:: GIVEN RECORDS ::

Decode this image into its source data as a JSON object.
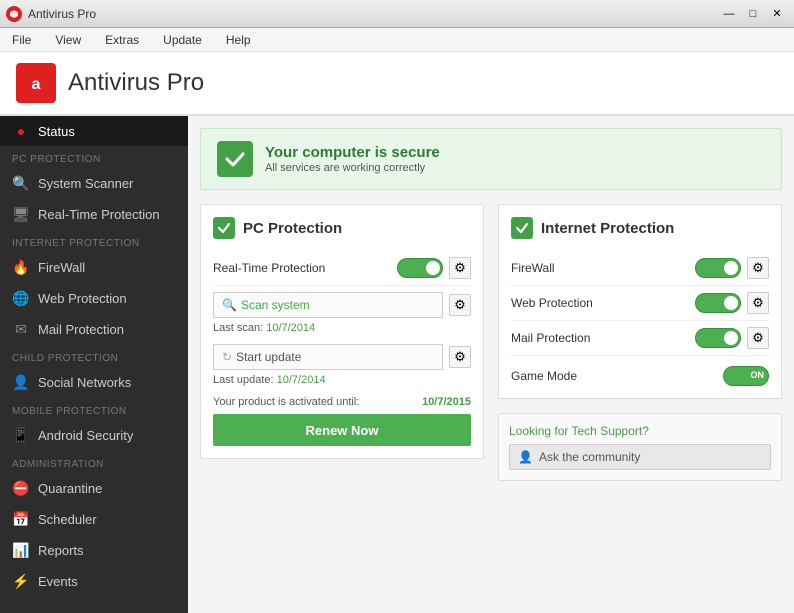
{
  "titlebar": {
    "title": "Antivirus Pro",
    "min": "—",
    "max": "□",
    "close": "✕"
  },
  "menubar": {
    "items": [
      "File",
      "View",
      "Extras",
      "Update",
      "Help"
    ]
  },
  "header": {
    "title": "Antivirus Pro"
  },
  "sidebar": {
    "status_label": "Status",
    "pc_section": "PC PROTECTION",
    "pc_items": [
      "System Scanner",
      "Real-Time Protection"
    ],
    "internet_section": "INTERNET PROTECTION",
    "internet_items": [
      "FireWall",
      "Web Protection",
      "Mail Protection"
    ],
    "child_section": "CHILD PROTECTION",
    "child_items": [
      "Social Networks"
    ],
    "mobile_section": "MOBILE PROTECTION",
    "mobile_items": [
      "Android Security"
    ],
    "admin_section": "ADMINISTRATION",
    "admin_items": [
      "Quarantine",
      "Scheduler",
      "Reports",
      "Events"
    ]
  },
  "status": {
    "title": "Your computer is secure",
    "subtitle": "All services are working correctly"
  },
  "pc_protection": {
    "title": "PC Protection",
    "realtime_label": "Real-Time Protection",
    "scan_placeholder": "Scan system",
    "last_scan_label": "Last scan:",
    "last_scan_date": "10/7/2014",
    "update_label": "Start update",
    "last_update_label": "Last update:",
    "last_update_date": "10/7/2014",
    "activation_label": "Your product is activated until:",
    "activation_date": "10/7/2015",
    "renew_label": "Renew Now"
  },
  "internet_protection": {
    "title": "Internet Protection",
    "firewall_label": "FireWall",
    "webprotect_label": "Web Protection",
    "mailprotect_label": "Mail Protection",
    "gamemode_label": "Game Mode"
  },
  "support": {
    "title_part1": "Looking for",
    "title_tech": "Tech",
    "title_part2": "Support?",
    "community_label": "Ask the community"
  }
}
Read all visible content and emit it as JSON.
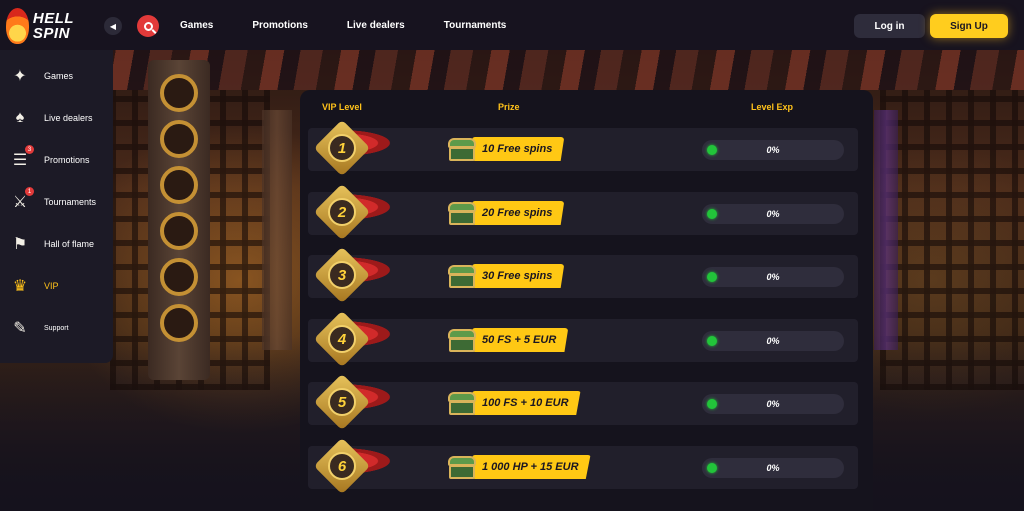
{
  "brand": {
    "name": "HELL SPIN"
  },
  "nav": {
    "items": [
      "Games",
      "Promotions",
      "Live dealers",
      "Tournaments"
    ]
  },
  "auth": {
    "login": "Log in",
    "signup": "Sign Up"
  },
  "sidebar": {
    "items": [
      {
        "label": "Games",
        "icon": "dice-icon"
      },
      {
        "label": "Live dealers",
        "icon": "dealer-icon"
      },
      {
        "label": "Promotions",
        "icon": "scroll-icon",
        "badge": "3"
      },
      {
        "label": "Tournaments",
        "icon": "shield-swords-icon",
        "badge": "1"
      },
      {
        "label": "Hall of flame",
        "icon": "banner-icon"
      },
      {
        "label": "VIP",
        "icon": "crown-icon"
      },
      {
        "label": "Support",
        "icon": "feather-icon"
      }
    ]
  },
  "vip": {
    "headers": {
      "level": "VIP Level",
      "prize": "Prize",
      "exp": "Level Exp"
    },
    "rows": [
      {
        "level": "1",
        "prize": "10 Free spins",
        "progress": "0%"
      },
      {
        "level": "2",
        "prize": "20 Free spins",
        "progress": "0%"
      },
      {
        "level": "3",
        "prize": "30 Free spins",
        "progress": "0%"
      },
      {
        "level": "4",
        "prize": "50 FS  +  5 EUR",
        "progress": "0%"
      },
      {
        "level": "5",
        "prize": "100 FS  +  10 EUR",
        "progress": "0%"
      },
      {
        "level": "6",
        "prize": "1 000 HP  +  15 EUR",
        "progress": "0%"
      }
    ]
  },
  "colors": {
    "accent": "#ffc814",
    "danger": "#e23a3a",
    "progress_dot": "#22c43a"
  }
}
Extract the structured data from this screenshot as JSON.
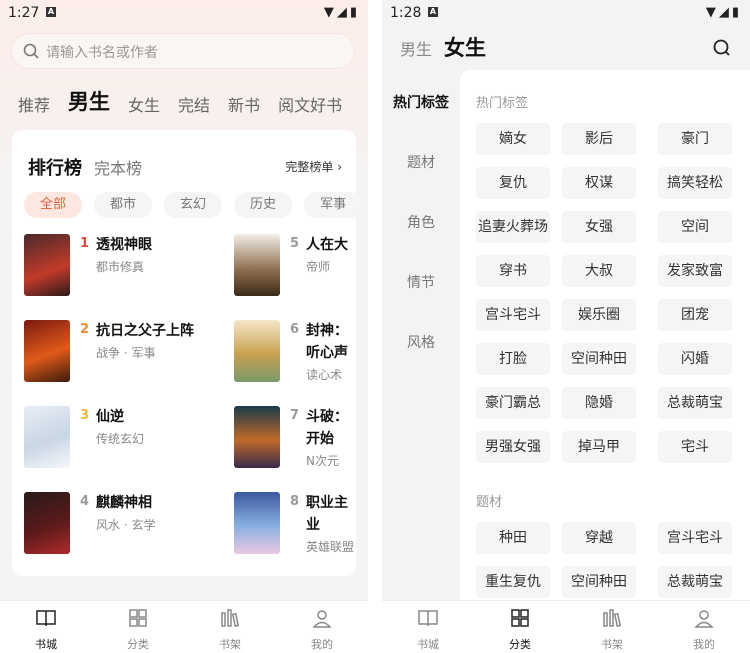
{
  "left": {
    "status": {
      "time": "1:27"
    },
    "search": {
      "placeholder": "请输入书名或作者"
    },
    "tabs": [
      "推荐",
      "男生",
      "女生",
      "完结",
      "新书",
      "阅文好书"
    ],
    "ranking": {
      "title": "排行榜",
      "title2": "完本榜",
      "more": "完整榜单 ›",
      "chips": [
        "全部",
        "都市",
        "玄幻",
        "历史",
        "军事"
      ],
      "books": [
        {
          "rank": "1",
          "title": "透视神眼",
          "sub": "都市修真",
          "color": "#e8453c"
        },
        {
          "rank": "2",
          "title": "抗日之父子上阵",
          "sub": "战争 · 军事",
          "color": "#f08a2c"
        },
        {
          "rank": "3",
          "title": "仙逆",
          "sub": "传统玄幻",
          "color": "#f5b931"
        },
        {
          "rank": "4",
          "title": "麒麟神相",
          "sub": "风水 · 玄学",
          "color": "#999999"
        },
        {
          "rank": "5",
          "title": "人在大",
          "sub": "帝师",
          "color": "#999999"
        },
        {
          "rank": "6",
          "title": "封神：",
          "title2": "听心声",
          "sub": "读心术",
          "color": "#999999"
        },
        {
          "rank": "7",
          "title": "斗破：",
          "title2": "开始",
          "sub": "N次元",
          "color": "#999999"
        },
        {
          "rank": "8",
          "title": "职业主",
          "title2": "业",
          "sub": "英雄联盟",
          "color": "#999999"
        }
      ]
    },
    "nav": [
      "书城",
      "分类",
      "书架",
      "我的"
    ]
  },
  "right": {
    "status": {
      "time": "1:28"
    },
    "header": {
      "male": "男生",
      "female": "女生"
    },
    "sidebar": [
      "热门标签",
      "题材",
      "角色",
      "情节",
      "风格"
    ],
    "section1": {
      "title": "热门标签",
      "tags": [
        "嫡女",
        "影后",
        "豪门",
        "复仇",
        "权谋",
        "搞笑轻松",
        "追妻火葬场",
        "女强",
        "空间",
        "穿书",
        "大叔",
        "发家致富",
        "宫斗宅斗",
        "娱乐圈",
        "团宠",
        "打脸",
        "空间种田",
        "闪婚",
        "豪门霸总",
        "隐婚",
        "总裁萌宝",
        "男强女强",
        "掉马甲",
        "宅斗"
      ]
    },
    "section2": {
      "title": "题材",
      "tags": [
        "种田",
        "穿越",
        "宫斗宅斗",
        "重生复仇",
        "空间种田",
        "总裁萌宝"
      ]
    },
    "nav": [
      "书城",
      "分类",
      "书架",
      "我的"
    ]
  },
  "colors": {
    "accent": "#e8603a",
    "chip_bg": "#fde7e1"
  },
  "icons": [
    "search-icon",
    "wifi-icon",
    "signal-icon",
    "battery-icon",
    "book-icon",
    "grid-icon",
    "shelf-icon",
    "user-icon"
  ]
}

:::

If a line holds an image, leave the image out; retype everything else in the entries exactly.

• YOUR SOLUTION:
Decode this image into its source data as a JSON object.
{
  "titlebar": {
    "title": "Antivirus Pro",
    "min": "—",
    "max": "□",
    "close": "✕"
  },
  "menubar": {
    "items": [
      "File",
      "View",
      "Extras",
      "Update",
      "Help"
    ]
  },
  "header": {
    "title": "Antivirus Pro"
  },
  "sidebar": {
    "status_label": "Status",
    "pc_section": "PC PROTECTION",
    "pc_items": [
      "System Scanner",
      "Real-Time Protection"
    ],
    "internet_section": "INTERNET PROTECTION",
    "internet_items": [
      "FireWall",
      "Web Protection",
      "Mail Protection"
    ],
    "child_section": "CHILD PROTECTION",
    "child_items": [
      "Social Networks"
    ],
    "mobile_section": "MOBILE PROTECTION",
    "mobile_items": [
      "Android Security"
    ],
    "admin_section": "ADMINISTRATION",
    "admin_items": [
      "Quarantine",
      "Scheduler",
      "Reports",
      "Events"
    ]
  },
  "status": {
    "title": "Your computer is secure",
    "subtitle": "All services are working correctly"
  },
  "pc_protection": {
    "title": "PC Protection",
    "realtime_label": "Real-Time Protection",
    "scan_placeholder": "Scan system",
    "last_scan_label": "Last scan:",
    "last_scan_date": "10/7/2014",
    "update_label": "Start update",
    "last_update_label": "Last update:",
    "last_update_date": "10/7/2014",
    "activation_label": "Your product is activated until:",
    "activation_date": "10/7/2015",
    "renew_label": "Renew Now"
  },
  "internet_protection": {
    "title": "Internet Protection",
    "firewall_label": "FireWall",
    "webprotect_label": "Web Protection",
    "mailprotect_label": "Mail Protection",
    "gamemode_label": "Game Mode"
  },
  "support": {
    "title_part1": "Looking for",
    "title_tech": "Tech",
    "title_part2": "Support?",
    "community_label": "Ask the community"
  }
}
Read all visible content and emit it as JSON.
{
  "brand": {
    "name": "HELL SPIN"
  },
  "nav": {
    "items": [
      "Games",
      "Promotions",
      "Live dealers",
      "Tournaments"
    ]
  },
  "auth": {
    "login": "Log in",
    "signup": "Sign Up"
  },
  "sidebar": {
    "items": [
      {
        "label": "Games",
        "icon": "dice-icon"
      },
      {
        "label": "Live dealers",
        "icon": "dealer-icon"
      },
      {
        "label": "Promotions",
        "icon": "scroll-icon",
        "badge": "3"
      },
      {
        "label": "Tournaments",
        "icon": "shield-swords-icon",
        "badge": "1"
      },
      {
        "label": "Hall of flame",
        "icon": "banner-icon"
      },
      {
        "label": "VIP",
        "icon": "crown-icon"
      },
      {
        "label": "Support",
        "icon": "feather-icon"
      }
    ]
  },
  "vip": {
    "headers": {
      "level": "VIP Level",
      "prize": "Prize",
      "exp": "Level Exp"
    },
    "rows": [
      {
        "level": "1",
        "prize": "10 Free spins",
        "progress": "0%"
      },
      {
        "level": "2",
        "prize": "20 Free spins",
        "progress": "0%"
      },
      {
        "level": "3",
        "prize": "30 Free spins",
        "progress": "0%"
      },
      {
        "level": "4",
        "prize": "50 FS  +  5 EUR",
        "progress": "0%"
      },
      {
        "level": "5",
        "prize": "100 FS  +  10 EUR",
        "progress": "0%"
      },
      {
        "level": "6",
        "prize": "1 000 HP  +  15 EUR",
        "progress": "0%"
      }
    ]
  },
  "colors": {
    "accent": "#ffc814",
    "danger": "#e23a3a",
    "progress_dot": "#22c43a"
  }
}
Extract the structured data from this screenshot as JSON.
{
  "left": {
    "status": {
      "time": "1:27"
    },
    "search": {
      "placeholder": "请输入书名或作者"
    },
    "tabs": [
      "推荐",
      "男生",
      "女生",
      "完结",
      "新书",
      "阅文好书"
    ],
    "ranking": {
      "title": "排行榜",
      "title2": "完本榜",
      "more": "完整榜单 ›",
      "chips": [
        "全部",
        "都市",
        "玄幻",
        "历史",
        "军事"
      ],
      "books": [
        {
          "rank": "1",
          "title": "透视神眼",
          "sub": "都市修真",
          "color": "#e8453c"
        },
        {
          "rank": "2",
          "title": "抗日之父子上阵",
          "sub": "战争 · 军事",
          "color": "#f08a2c"
        },
        {
          "rank": "3",
          "title": "仙逆",
          "sub": "传统玄幻",
          "color": "#f5b931"
        },
        {
          "rank": "4",
          "title": "麒麟神相",
          "sub": "风水 · 玄学",
          "color": "#999999"
        },
        {
          "rank": "5",
          "title": "人在大",
          "sub": "帝师",
          "color": "#999999"
        },
        {
          "rank": "6",
          "title": "封神：",
          "title2": "听心声",
          "sub": "读心术",
          "color": "#999999"
        },
        {
          "rank": "7",
          "title": "斗破：",
          "title2": "开始",
          "sub": "N次元",
          "color": "#999999"
        },
        {
          "rank": "8",
          "title": "职业主",
          "title2": "业",
          "sub": "英雄联盟",
          "color": "#999999"
        }
      ]
    },
    "nav": [
      "书城",
      "分类",
      "书架",
      "我的"
    ]
  },
  "right": {
    "status": {
      "time": "1:28"
    },
    "header": {
      "male": "男生",
      "female": "女生"
    },
    "sidebar": [
      "热门标签",
      "题材",
      "角色",
      "情节",
      "风格"
    ],
    "section1": {
      "title": "热门标签",
      "tags": [
        "嫡女",
        "影后",
        "豪门",
        "复仇",
        "权谋",
        "搞笑轻松",
        "追妻火葬场",
        "女强",
        "空间",
        "穿书",
        "大叔",
        "发家致富",
        "宫斗宅斗",
        "娱乐圈",
        "团宠",
        "打脸",
        "空间种田",
        "闪婚",
        "豪门霸总",
        "隐婚",
        "总裁萌宝",
        "男强女强",
        "掉马甲",
        "宅斗"
      ]
    },
    "section2": {
      "title": "题材",
      "tags": [
        "种田",
        "穿越",
        "宫斗宅斗",
        "重生复仇",
        "空间种田",
        "总裁萌宝"
      ]
    },
    "nav": [
      "书城",
      "分类",
      "书架",
      "我的"
    ]
  },
  "colors": {
    "accent": "#e8603a",
    "chip_bg": "#fde7e1"
  },
  "icons": [
    "search-icon",
    "wifi-icon",
    "signal-icon",
    "battery-icon",
    "book-icon",
    "grid-icon",
    "shelf-icon",
    "user-icon"
  ]
}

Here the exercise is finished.